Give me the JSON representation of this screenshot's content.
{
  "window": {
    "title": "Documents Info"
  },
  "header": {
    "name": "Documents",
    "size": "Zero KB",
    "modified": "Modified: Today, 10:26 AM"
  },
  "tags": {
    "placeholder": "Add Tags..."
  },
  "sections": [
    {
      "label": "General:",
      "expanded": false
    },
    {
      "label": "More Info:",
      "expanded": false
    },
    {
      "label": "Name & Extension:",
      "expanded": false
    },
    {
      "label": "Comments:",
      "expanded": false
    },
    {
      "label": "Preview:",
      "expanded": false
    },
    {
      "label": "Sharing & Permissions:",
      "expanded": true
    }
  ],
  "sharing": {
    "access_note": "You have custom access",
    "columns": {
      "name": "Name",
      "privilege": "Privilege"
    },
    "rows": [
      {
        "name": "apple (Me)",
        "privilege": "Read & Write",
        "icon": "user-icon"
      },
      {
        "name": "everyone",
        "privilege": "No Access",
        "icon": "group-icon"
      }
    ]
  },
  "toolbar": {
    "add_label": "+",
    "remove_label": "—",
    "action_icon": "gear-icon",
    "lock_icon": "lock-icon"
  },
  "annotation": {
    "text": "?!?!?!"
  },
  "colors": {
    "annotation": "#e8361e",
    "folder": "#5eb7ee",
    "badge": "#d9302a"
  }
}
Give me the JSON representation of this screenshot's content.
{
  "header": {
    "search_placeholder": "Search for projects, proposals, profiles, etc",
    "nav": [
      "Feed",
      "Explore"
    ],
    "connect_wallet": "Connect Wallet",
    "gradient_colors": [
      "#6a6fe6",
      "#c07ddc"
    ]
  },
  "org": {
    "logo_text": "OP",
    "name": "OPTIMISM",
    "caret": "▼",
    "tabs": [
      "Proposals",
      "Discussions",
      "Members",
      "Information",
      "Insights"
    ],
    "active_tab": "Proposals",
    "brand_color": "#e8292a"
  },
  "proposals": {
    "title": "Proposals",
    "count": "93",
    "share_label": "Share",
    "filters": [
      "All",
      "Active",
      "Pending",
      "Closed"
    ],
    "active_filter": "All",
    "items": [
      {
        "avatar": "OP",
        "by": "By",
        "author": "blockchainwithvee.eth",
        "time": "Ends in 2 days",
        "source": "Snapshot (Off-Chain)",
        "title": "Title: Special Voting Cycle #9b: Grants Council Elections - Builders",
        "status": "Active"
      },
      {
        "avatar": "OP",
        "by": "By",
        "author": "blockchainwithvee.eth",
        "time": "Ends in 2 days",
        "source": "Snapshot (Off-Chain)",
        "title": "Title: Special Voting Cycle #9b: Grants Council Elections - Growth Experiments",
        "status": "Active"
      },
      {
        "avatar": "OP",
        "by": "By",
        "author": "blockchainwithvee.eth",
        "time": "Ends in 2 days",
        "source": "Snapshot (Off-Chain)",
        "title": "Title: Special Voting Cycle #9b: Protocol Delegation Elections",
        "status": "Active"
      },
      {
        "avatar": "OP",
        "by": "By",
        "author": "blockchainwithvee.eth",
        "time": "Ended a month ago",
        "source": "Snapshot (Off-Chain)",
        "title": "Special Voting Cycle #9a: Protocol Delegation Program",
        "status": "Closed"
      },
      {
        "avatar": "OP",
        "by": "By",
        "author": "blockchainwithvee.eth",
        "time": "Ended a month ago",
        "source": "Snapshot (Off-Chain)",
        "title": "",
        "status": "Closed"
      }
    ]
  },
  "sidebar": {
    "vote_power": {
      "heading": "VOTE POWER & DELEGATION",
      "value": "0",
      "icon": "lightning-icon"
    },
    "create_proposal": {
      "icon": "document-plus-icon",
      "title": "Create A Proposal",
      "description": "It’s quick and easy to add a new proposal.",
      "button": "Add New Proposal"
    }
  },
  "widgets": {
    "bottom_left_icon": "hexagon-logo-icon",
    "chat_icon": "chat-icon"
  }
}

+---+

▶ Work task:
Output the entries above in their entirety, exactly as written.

▶ Result below:
Give me the JSON representation of this screenshot's content.
{
  "window": {
    "title": "Documents Info"
  },
  "header": {
    "name": "Documents",
    "size": "Zero KB",
    "modified": "Modified: Today, 10:26 AM"
  },
  "tags": {
    "placeholder": "Add Tags..."
  },
  "sections": [
    {
      "label": "General:",
      "expanded": false
    },
    {
      "label": "More Info:",
      "expanded": false
    },
    {
      "label": "Name & Extension:",
      "expanded": false
    },
    {
      "label": "Comments:",
      "expanded": false
    },
    {
      "label": "Preview:",
      "expanded": false
    },
    {
      "label": "Sharing & Permissions:",
      "expanded": true
    }
  ],
  "sharing": {
    "access_note": "You have custom access",
    "columns": {
      "name": "Name",
      "privilege": "Privilege"
    },
    "rows": [
      {
        "name": "apple (Me)",
        "privilege": "Read & Write",
        "icon": "user-icon"
      },
      {
        "name": "everyone",
        "privilege": "No Access",
        "icon": "group-icon"
      }
    ]
  },
  "toolbar": {
    "add_label": "+",
    "remove_label": "—",
    "action_icon": "gear-icon",
    "lock_icon": "lock-icon"
  },
  "annotation": {
    "text": "?!?!?!"
  },
  "colors": {
    "annotation": "#e8361e",
    "folder": "#5eb7ee",
    "badge": "#d9302a"
  }
}
Give me the JSON representation of this screenshot's content.
{
  "header": {
    "search_placeholder": "Search for projects, proposals, profiles, etc",
    "nav": [
      "Feed",
      "Explore"
    ],
    "connect_wallet": "Connect Wallet",
    "gradient_colors": [
      "#6a6fe6",
      "#c07ddc"
    ]
  },
  "org": {
    "logo_text": "OP",
    "name": "OPTIMISM",
    "caret": "▼",
    "tabs": [
      "Proposals",
      "Discussions",
      "Members",
      "Information",
      "Insights"
    ],
    "active_tab": "Proposals",
    "brand_color": "#e8292a"
  },
  "proposals": {
    "title": "Proposals",
    "count": "93",
    "share_label": "Share",
    "filters": [
      "All",
      "Active",
      "Pending",
      "Closed"
    ],
    "active_filter": "All",
    "items": [
      {
        "avatar": "OP",
        "by": "By",
        "author": "blockchainwithvee.eth",
        "time": "Ends in 2 days",
        "source": "Snapshot (Off-Chain)",
        "title": "Title: Special Voting Cycle #9b: Grants Council Elections - Builders",
        "status": "Active"
      },
      {
        "avatar": "OP",
        "by": "By",
        "author": "blockchainwithvee.eth",
        "time": "Ends in 2 days",
        "source": "Snapshot (Off-Chain)",
        "title": "Title: Special Voting Cycle #9b: Grants Council Elections - Growth Experiments",
        "status": "Active"
      },
      {
        "avatar": "OP",
        "by": "By",
        "author": "blockchainwithvee.eth",
        "time": "Ends in 2 days",
        "source": "Snapshot (Off-Chain)",
        "title": "Title: Special Voting Cycle #9b: Protocol Delegation Elections",
        "status": "Active"
      },
      {
        "avatar": "OP",
        "by": "By",
        "author": "blockchainwithvee.eth",
        "time": "Ended a month ago",
        "source": "Snapshot (Off-Chain)",
        "title": "Special Voting Cycle #9a: Protocol Delegation Program",
        "status": "Closed"
      },
      {
        "avatar": "OP",
        "by": "By",
        "author": "blockchainwithvee.eth",
        "time": "Ended a month ago",
        "source": "Snapshot (Off-Chain)",
        "title": "",
        "status": "Closed"
      }
    ]
  },
  "sidebar": {
    "vote_power": {
      "heading": "VOTE POWER & DELEGATION",
      "value": "0",
      "icon": "lightning-icon"
    },
    "create_proposal": {
      "icon": "document-plus-icon",
      "title": "Create A Proposal",
      "description": "It’s quick and easy to add a new proposal.",
      "button": "Add New Proposal"
    }
  },
  "widgets": {
    "bottom_left_icon": "hexagon-logo-icon",
    "chat_icon": "chat-icon"
  }
}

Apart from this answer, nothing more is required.